*** Opening of Records supplied ***
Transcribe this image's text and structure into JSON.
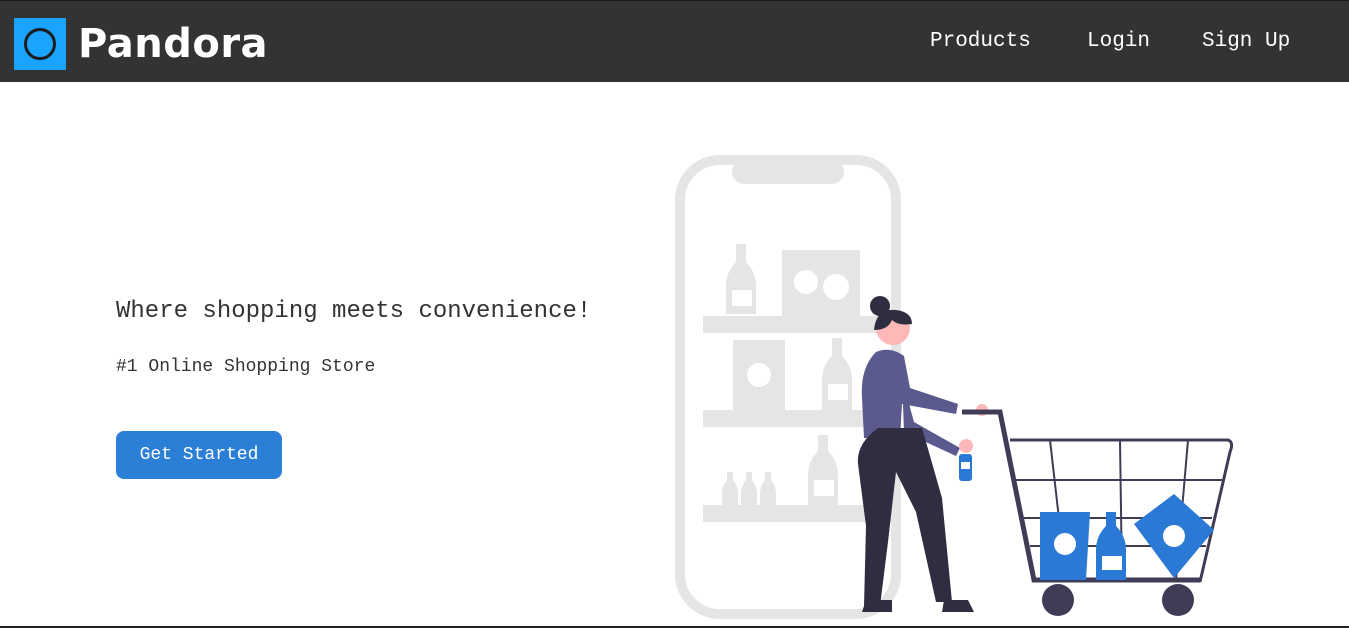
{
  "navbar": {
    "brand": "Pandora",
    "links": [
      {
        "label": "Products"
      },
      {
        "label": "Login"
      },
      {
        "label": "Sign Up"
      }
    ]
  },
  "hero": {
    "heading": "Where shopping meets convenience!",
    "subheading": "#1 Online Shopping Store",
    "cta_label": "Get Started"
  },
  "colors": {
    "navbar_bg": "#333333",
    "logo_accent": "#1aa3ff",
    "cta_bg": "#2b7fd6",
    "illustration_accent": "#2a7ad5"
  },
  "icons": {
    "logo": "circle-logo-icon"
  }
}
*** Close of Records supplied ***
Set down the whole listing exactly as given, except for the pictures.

Solution for this exercise:
Transcribe this image's text and structure into JSON.
{
  "navbar": {
    "brand": "Pandora",
    "links": [
      {
        "label": "Products"
      },
      {
        "label": "Login"
      },
      {
        "label": "Sign Up"
      }
    ]
  },
  "hero": {
    "heading": "Where shopping meets convenience!",
    "subheading": "#1 Online Shopping Store",
    "cta_label": "Get Started"
  },
  "colors": {
    "navbar_bg": "#333333",
    "logo_accent": "#1aa3ff",
    "cta_bg": "#2b7fd6",
    "illustration_accent": "#2a7ad5"
  },
  "icons": {
    "logo": "circle-logo-icon"
  }
}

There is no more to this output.